▶ [MATERIAL TO PROCESS]:
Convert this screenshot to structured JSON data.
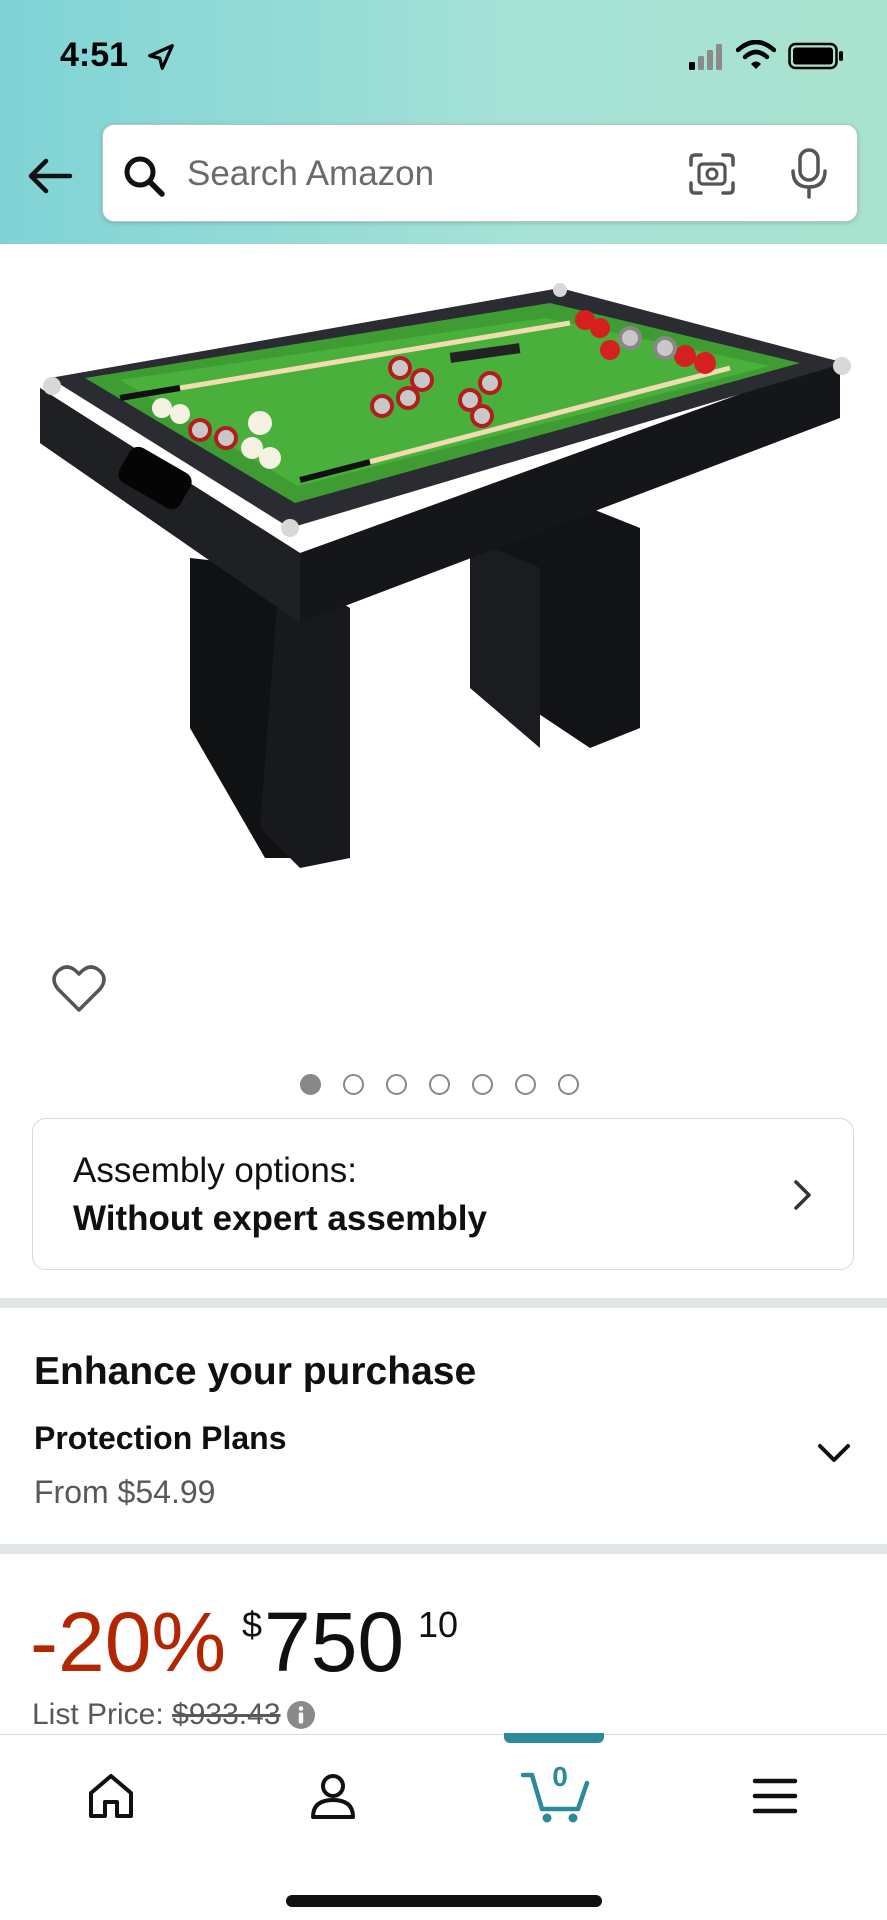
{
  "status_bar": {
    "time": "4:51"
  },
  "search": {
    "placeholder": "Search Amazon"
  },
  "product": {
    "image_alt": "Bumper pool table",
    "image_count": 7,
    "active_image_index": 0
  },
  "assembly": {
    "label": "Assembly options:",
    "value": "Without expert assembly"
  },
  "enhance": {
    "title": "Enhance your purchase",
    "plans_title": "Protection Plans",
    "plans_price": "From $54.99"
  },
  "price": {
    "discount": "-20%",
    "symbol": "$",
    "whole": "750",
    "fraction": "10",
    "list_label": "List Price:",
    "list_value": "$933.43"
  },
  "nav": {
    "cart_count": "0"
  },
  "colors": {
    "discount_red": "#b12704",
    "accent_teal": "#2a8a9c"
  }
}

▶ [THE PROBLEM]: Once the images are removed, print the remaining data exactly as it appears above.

▶ [WRITTEN REPLY]:
Convert this screenshot to structured JSON data.
{
  "status_bar": {
    "time": "4:51"
  },
  "search": {
    "placeholder": "Search Amazon"
  },
  "product": {
    "image_alt": "Bumper pool table",
    "image_count": 7,
    "active_image_index": 0
  },
  "assembly": {
    "label": "Assembly options:",
    "value": "Without expert assembly"
  },
  "enhance": {
    "title": "Enhance your purchase",
    "plans_title": "Protection Plans",
    "plans_price": "From $54.99"
  },
  "price": {
    "discount": "-20%",
    "symbol": "$",
    "whole": "750",
    "fraction": "10",
    "list_label": "List Price:",
    "list_value": "$933.43"
  },
  "nav": {
    "cart_count": "0"
  },
  "colors": {
    "discount_red": "#b12704",
    "accent_teal": "#2a8a9c"
  }
}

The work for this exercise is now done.